# Work instruction
Each entry is to be retyped exactly as it appears, and each image is to be dropped.

(Information given Opens)

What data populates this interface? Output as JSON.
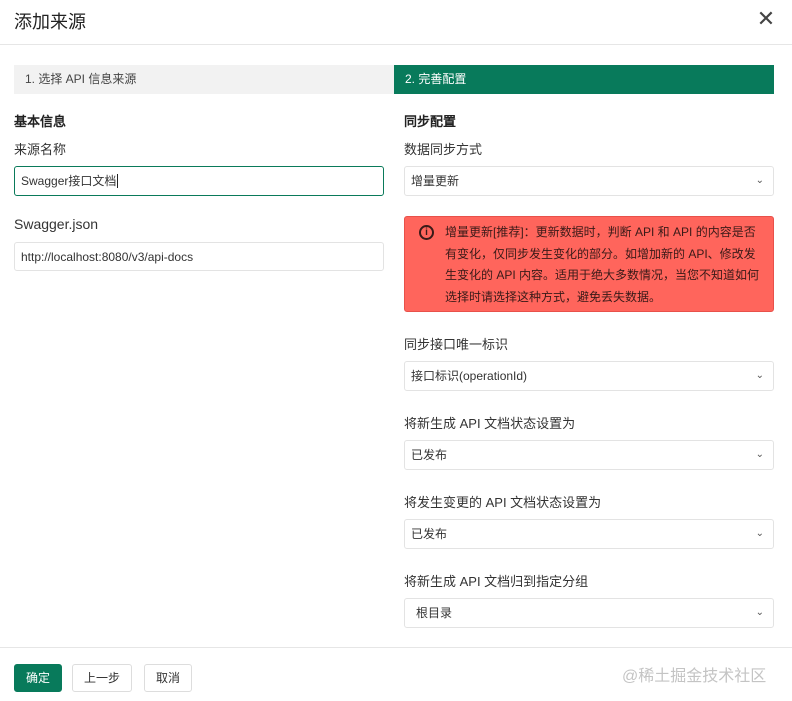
{
  "dialog": {
    "title": "添加来源",
    "close_icon": "close-icon"
  },
  "steps": [
    {
      "label": "1. 选择 API 信息来源"
    },
    {
      "label": "2. 完善配置"
    }
  ],
  "left": {
    "heading": "基本信息",
    "source_name_label": "来源名称",
    "source_name_value": "Swagger接口文档",
    "swagger_label": "Swagger.json",
    "swagger_value": "http://localhost:8080/v3/api-docs"
  },
  "right": {
    "heading": "同步配置",
    "sync_mode_label": "数据同步方式",
    "sync_mode_value": "增量更新",
    "alert_text": "增量更新[推荐]：更新数据时，判断 API 和 API 的内容是否有变化，仅同步发生变化的部分。如增加新的 API、修改发生变化的 API 内容。适用于绝大多数情况，当您不知道如何选择时请选择这种方式，避免丢失数据。",
    "unique_id_label": "同步接口唯一标识",
    "unique_id_value": "接口标识(operationId)",
    "new_status_label": "将新生成 API 文档状态设置为",
    "new_status_value": "已发布",
    "changed_status_label": "将发生变更的 API 文档状态设置为",
    "changed_status_value": "已发布",
    "group_label": "将新生成 API 文档归到指定分组",
    "group_value": "根目录"
  },
  "footer": {
    "confirm": "确定",
    "prev": "上一步",
    "cancel": "取消",
    "watermark": "@稀土掘金技术社区"
  },
  "colors": {
    "accent": "#087a5b",
    "alert": "#ff655c"
  }
}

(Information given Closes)

# Solution for this exercise
What data populates this interface? Output as JSON.
{
  "dialog": {
    "title": "添加来源",
    "close_icon": "close-icon"
  },
  "steps": [
    {
      "label": "1. 选择 API 信息来源"
    },
    {
      "label": "2. 完善配置"
    }
  ],
  "left": {
    "heading": "基本信息",
    "source_name_label": "来源名称",
    "source_name_value": "Swagger接口文档",
    "swagger_label": "Swagger.json",
    "swagger_value": "http://localhost:8080/v3/api-docs"
  },
  "right": {
    "heading": "同步配置",
    "sync_mode_label": "数据同步方式",
    "sync_mode_value": "增量更新",
    "alert_text": "增量更新[推荐]：更新数据时，判断 API 和 API 的内容是否有变化，仅同步发生变化的部分。如增加新的 API、修改发生变化的 API 内容。适用于绝大多数情况，当您不知道如何选择时请选择这种方式，避免丢失数据。",
    "unique_id_label": "同步接口唯一标识",
    "unique_id_value": "接口标识(operationId)",
    "new_status_label": "将新生成 API 文档状态设置为",
    "new_status_value": "已发布",
    "changed_status_label": "将发生变更的 API 文档状态设置为",
    "changed_status_value": "已发布",
    "group_label": "将新生成 API 文档归到指定分组",
    "group_value": "根目录"
  },
  "footer": {
    "confirm": "确定",
    "prev": "上一步",
    "cancel": "取消",
    "watermark": "@稀土掘金技术社区"
  },
  "colors": {
    "accent": "#087a5b",
    "alert": "#ff655c"
  }
}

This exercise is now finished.